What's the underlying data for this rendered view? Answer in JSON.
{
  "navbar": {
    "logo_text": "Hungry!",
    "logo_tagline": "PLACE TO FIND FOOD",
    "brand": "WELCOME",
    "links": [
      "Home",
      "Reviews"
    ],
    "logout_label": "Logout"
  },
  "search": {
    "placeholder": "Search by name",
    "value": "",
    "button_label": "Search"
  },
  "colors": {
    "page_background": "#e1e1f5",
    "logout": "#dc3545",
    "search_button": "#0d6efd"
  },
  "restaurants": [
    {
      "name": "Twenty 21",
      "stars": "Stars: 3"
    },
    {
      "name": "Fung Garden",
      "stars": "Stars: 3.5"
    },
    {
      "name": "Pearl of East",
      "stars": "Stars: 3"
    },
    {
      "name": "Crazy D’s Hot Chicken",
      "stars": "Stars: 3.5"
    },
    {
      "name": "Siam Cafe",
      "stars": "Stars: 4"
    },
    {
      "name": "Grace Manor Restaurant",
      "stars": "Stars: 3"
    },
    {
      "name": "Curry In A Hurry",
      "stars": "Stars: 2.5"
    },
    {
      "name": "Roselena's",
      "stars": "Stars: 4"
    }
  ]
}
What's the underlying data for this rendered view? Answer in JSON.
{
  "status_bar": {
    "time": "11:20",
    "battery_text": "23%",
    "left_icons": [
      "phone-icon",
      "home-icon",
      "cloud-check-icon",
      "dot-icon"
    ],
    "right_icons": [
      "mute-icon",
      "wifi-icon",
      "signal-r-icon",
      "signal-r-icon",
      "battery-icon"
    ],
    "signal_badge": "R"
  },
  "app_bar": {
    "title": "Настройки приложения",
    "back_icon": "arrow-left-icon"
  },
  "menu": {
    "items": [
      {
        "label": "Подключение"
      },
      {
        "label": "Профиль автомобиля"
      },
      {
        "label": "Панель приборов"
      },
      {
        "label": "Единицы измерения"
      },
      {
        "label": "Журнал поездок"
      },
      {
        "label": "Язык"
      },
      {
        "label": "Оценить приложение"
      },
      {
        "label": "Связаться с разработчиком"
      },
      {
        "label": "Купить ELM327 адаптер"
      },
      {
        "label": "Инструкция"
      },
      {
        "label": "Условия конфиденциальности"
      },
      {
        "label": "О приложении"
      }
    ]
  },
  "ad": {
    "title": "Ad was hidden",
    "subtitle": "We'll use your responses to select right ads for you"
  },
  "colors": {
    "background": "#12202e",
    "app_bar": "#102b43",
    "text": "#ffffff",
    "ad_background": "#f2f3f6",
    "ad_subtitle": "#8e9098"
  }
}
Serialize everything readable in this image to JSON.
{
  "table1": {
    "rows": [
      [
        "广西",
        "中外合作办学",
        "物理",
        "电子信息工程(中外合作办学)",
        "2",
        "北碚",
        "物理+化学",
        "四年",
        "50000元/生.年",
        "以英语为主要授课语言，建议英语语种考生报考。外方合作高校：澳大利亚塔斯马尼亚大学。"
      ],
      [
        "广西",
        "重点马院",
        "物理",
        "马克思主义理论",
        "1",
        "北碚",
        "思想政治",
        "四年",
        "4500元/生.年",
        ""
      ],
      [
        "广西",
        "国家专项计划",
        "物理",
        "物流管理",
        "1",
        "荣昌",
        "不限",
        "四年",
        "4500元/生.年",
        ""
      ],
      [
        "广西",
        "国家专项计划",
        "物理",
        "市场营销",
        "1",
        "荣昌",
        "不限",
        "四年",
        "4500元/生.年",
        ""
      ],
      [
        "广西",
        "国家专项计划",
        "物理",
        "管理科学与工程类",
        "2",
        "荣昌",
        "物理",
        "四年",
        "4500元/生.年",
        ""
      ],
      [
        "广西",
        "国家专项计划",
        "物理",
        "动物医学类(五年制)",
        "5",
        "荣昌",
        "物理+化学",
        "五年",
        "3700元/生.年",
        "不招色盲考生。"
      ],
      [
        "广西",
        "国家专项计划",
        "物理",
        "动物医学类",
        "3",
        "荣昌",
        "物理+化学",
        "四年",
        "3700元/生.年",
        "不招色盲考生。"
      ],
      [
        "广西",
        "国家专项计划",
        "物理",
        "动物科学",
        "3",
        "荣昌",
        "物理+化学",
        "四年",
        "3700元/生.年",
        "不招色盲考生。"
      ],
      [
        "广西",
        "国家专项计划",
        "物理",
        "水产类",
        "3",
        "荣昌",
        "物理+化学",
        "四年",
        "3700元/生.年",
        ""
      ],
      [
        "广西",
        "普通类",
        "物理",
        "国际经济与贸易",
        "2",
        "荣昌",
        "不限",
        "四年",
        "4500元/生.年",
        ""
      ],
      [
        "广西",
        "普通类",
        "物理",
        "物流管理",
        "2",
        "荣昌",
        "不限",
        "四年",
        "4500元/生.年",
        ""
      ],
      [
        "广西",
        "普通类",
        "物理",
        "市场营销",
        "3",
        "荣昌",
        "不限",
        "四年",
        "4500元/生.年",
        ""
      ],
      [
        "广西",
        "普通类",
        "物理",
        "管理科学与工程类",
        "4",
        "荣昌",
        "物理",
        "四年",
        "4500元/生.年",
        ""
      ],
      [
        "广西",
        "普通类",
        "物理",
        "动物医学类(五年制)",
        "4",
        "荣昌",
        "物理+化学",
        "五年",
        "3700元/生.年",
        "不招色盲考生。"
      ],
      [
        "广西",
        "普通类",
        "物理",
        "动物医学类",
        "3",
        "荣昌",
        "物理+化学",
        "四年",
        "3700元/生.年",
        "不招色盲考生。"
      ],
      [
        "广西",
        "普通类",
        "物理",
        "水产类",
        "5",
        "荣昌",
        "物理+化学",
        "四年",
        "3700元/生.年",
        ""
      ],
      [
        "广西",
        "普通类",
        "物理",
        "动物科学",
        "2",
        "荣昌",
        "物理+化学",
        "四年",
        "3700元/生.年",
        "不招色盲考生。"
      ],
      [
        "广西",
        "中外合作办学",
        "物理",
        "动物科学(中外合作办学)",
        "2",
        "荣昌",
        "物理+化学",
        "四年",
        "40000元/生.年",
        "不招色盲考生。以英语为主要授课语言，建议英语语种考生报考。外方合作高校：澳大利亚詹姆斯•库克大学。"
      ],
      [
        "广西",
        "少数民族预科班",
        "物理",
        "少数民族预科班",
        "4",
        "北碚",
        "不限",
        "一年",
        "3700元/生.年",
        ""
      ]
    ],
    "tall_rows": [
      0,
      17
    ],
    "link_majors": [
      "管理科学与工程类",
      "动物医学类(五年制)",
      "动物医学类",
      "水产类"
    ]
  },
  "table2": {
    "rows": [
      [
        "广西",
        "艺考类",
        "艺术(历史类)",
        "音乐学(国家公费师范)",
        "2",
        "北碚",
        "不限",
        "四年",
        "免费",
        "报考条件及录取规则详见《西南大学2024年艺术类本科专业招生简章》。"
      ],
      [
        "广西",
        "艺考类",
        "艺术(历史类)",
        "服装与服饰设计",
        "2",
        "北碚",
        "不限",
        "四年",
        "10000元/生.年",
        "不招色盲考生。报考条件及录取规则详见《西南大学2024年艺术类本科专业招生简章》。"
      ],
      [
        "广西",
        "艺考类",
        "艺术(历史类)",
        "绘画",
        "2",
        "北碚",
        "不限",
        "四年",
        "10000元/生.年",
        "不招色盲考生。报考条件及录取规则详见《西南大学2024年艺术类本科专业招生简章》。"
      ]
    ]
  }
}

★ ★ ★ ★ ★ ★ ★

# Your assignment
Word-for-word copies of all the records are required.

# Exercise result
What's the underlying data for this rendered view? Answer in JSON.
{
  "navbar": {
    "logo_text": "Hungry!",
    "logo_tagline": "PLACE TO FIND FOOD",
    "brand": "WELCOME",
    "links": [
      "Home",
      "Reviews"
    ],
    "logout_label": "Logout"
  },
  "search": {
    "placeholder": "Search by name",
    "value": "",
    "button_label": "Search"
  },
  "colors": {
    "page_background": "#e1e1f5",
    "logout": "#dc3545",
    "search_button": "#0d6efd"
  },
  "restaurants": [
    {
      "name": "Twenty 21",
      "stars": "Stars: 3"
    },
    {
      "name": "Fung Garden",
      "stars": "Stars: 3.5"
    },
    {
      "name": "Pearl of East",
      "stars": "Stars: 3"
    },
    {
      "name": "Crazy D’s Hot Chicken",
      "stars": "Stars: 3.5"
    },
    {
      "name": "Siam Cafe",
      "stars": "Stars: 4"
    },
    {
      "name": "Grace Manor Restaurant",
      "stars": "Stars: 3"
    },
    {
      "name": "Curry In A Hurry",
      "stars": "Stars: 2.5"
    },
    {
      "name": "Roselena's",
      "stars": "Stars: 4"
    }
  ]
}
What's the underlying data for this rendered view? Answer in JSON.
{
  "status_bar": {
    "time": "11:20",
    "battery_text": "23%",
    "left_icons": [
      "phone-icon",
      "home-icon",
      "cloud-check-icon",
      "dot-icon"
    ],
    "right_icons": [
      "mute-icon",
      "wifi-icon",
      "signal-r-icon",
      "signal-r-icon",
      "battery-icon"
    ],
    "signal_badge": "R"
  },
  "app_bar": {
    "title": "Настройки приложения",
    "back_icon": "arrow-left-icon"
  },
  "menu": {
    "items": [
      {
        "label": "Подключение"
      },
      {
        "label": "Профиль автомобиля"
      },
      {
        "label": "Панель приборов"
      },
      {
        "label": "Единицы измерения"
      },
      {
        "label": "Журнал поездок"
      },
      {
        "label": "Язык"
      },
      {
        "label": "Оценить приложение"
      },
      {
        "label": "Связаться с разработчиком"
      },
      {
        "label": "Купить ELM327 адаптер"
      },
      {
        "label": "Инструкция"
      },
      {
        "label": "Условия конфиденциальности"
      },
      {
        "label": "О приложении"
      }
    ]
  },
  "ad": {
    "title": "Ad was hidden",
    "subtitle": "We'll use your responses to select right ads for you"
  },
  "colors": {
    "background": "#12202e",
    "app_bar": "#102b43",
    "text": "#ffffff",
    "ad_background": "#f2f3f6",
    "ad_subtitle": "#8e9098"
  }
}
Serialize everything readable in this image to JSON.
{
  "table1": {
    "rows": [
      [
        "广西",
        "中外合作办学",
        "物理",
        "电子信息工程(中外合作办学)",
        "2",
        "北碚",
        "物理+化学",
        "四年",
        "50000元/生.年",
        "以英语为主要授课语言，建议英语语种考生报考。外方合作高校：澳大利亚塔斯马尼亚大学。"
      ],
      [
        "广西",
        "重点马院",
        "物理",
        "马克思主义理论",
        "1",
        "北碚",
        "思想政治",
        "四年",
        "4500元/生.年",
        ""
      ],
      [
        "广西",
        "国家专项计划",
        "物理",
        "物流管理",
        "1",
        "荣昌",
        "不限",
        "四年",
        "4500元/生.年",
        ""
      ],
      [
        "广西",
        "国家专项计划",
        "物理",
        "市场营销",
        "1",
        "荣昌",
        "不限",
        "四年",
        "4500元/生.年",
        ""
      ],
      [
        "广西",
        "国家专项计划",
        "物理",
        "管理科学与工程类",
        "2",
        "荣昌",
        "物理",
        "四年",
        "4500元/生.年",
        ""
      ],
      [
        "广西",
        "国家专项计划",
        "物理",
        "动物医学类(五年制)",
        "5",
        "荣昌",
        "物理+化学",
        "五年",
        "3700元/生.年",
        "不招色盲考生。"
      ],
      [
        "广西",
        "国家专项计划",
        "物理",
        "动物医学类",
        "3",
        "荣昌",
        "物理+化学",
        "四年",
        "3700元/生.年",
        "不招色盲考生。"
      ],
      [
        "广西",
        "国家专项计划",
        "物理",
        "动物科学",
        "3",
        "荣昌",
        "物理+化学",
        "四年",
        "3700元/生.年",
        "不招色盲考生。"
      ],
      [
        "广西",
        "国家专项计划",
        "物理",
        "水产类",
        "3",
        "荣昌",
        "物理+化学",
        "四年",
        "3700元/生.年",
        ""
      ],
      [
        "广西",
        "普通类",
        "物理",
        "国际经济与贸易",
        "2",
        "荣昌",
        "不限",
        "四年",
        "4500元/生.年",
        ""
      ],
      [
        "广西",
        "普通类",
        "物理",
        "物流管理",
        "2",
        "荣昌",
        "不限",
        "四年",
        "4500元/生.年",
        ""
      ],
      [
        "广西",
        "普通类",
        "物理",
        "市场营销",
        "3",
        "荣昌",
        "不限",
        "四年",
        "4500元/生.年",
        ""
      ],
      [
        "广西",
        "普通类",
        "物理",
        "管理科学与工程类",
        "4",
        "荣昌",
        "物理",
        "四年",
        "4500元/生.年",
        ""
      ],
      [
        "广西",
        "普通类",
        "物理",
        "动物医学类(五年制)",
        "4",
        "荣昌",
        "物理+化学",
        "五年",
        "3700元/生.年",
        "不招色盲考生。"
      ],
      [
        "广西",
        "普通类",
        "物理",
        "动物医学类",
        "3",
        "荣昌",
        "物理+化学",
        "四年",
        "3700元/生.年",
        "不招色盲考生。"
      ],
      [
        "广西",
        "普通类",
        "物理",
        "水产类",
        "5",
        "荣昌",
        "物理+化学",
        "四年",
        "3700元/生.年",
        ""
      ],
      [
        "广西",
        "普通类",
        "物理",
        "动物科学",
        "2",
        "荣昌",
        "物理+化学",
        "四年",
        "3700元/生.年",
        "不招色盲考生。"
      ],
      [
        "广西",
        "中外合作办学",
        "物理",
        "动物科学(中外合作办学)",
        "2",
        "荣昌",
        "物理+化学",
        "四年",
        "40000元/生.年",
        "不招色盲考生。以英语为主要授课语言，建议英语语种考生报考。外方合作高校：澳大利亚詹姆斯•库克大学。"
      ],
      [
        "广西",
        "少数民族预科班",
        "物理",
        "少数民族预科班",
        "4",
        "北碚",
        "不限",
        "一年",
        "3700元/生.年",
        ""
      ]
    ],
    "tall_rows": [
      0,
      17
    ],
    "link_majors": [
      "管理科学与工程类",
      "动物医学类(五年制)",
      "动物医学类",
      "水产类"
    ]
  },
  "table2": {
    "rows": [
      [
        "广西",
        "艺考类",
        "艺术(历史类)",
        "音乐学(国家公费师范)",
        "2",
        "北碚",
        "不限",
        "四年",
        "免费",
        "报考条件及录取规则详见《西南大学2024年艺术类本科专业招生简章》。"
      ],
      [
        "广西",
        "艺考类",
        "艺术(历史类)",
        "服装与服饰设计",
        "2",
        "北碚",
        "不限",
        "四年",
        "10000元/生.年",
        "不招色盲考生。报考条件及录取规则详见《西南大学2024年艺术类本科专业招生简章》。"
      ],
      [
        "广西",
        "艺考类",
        "艺术(历史类)",
        "绘画",
        "2",
        "北碚",
        "不限",
        "四年",
        "10000元/生.年",
        "不招色盲考生。报考条件及录取规则详见《西南大学2024年艺术类本科专业招生简章》。"
      ]
    ]
  }
}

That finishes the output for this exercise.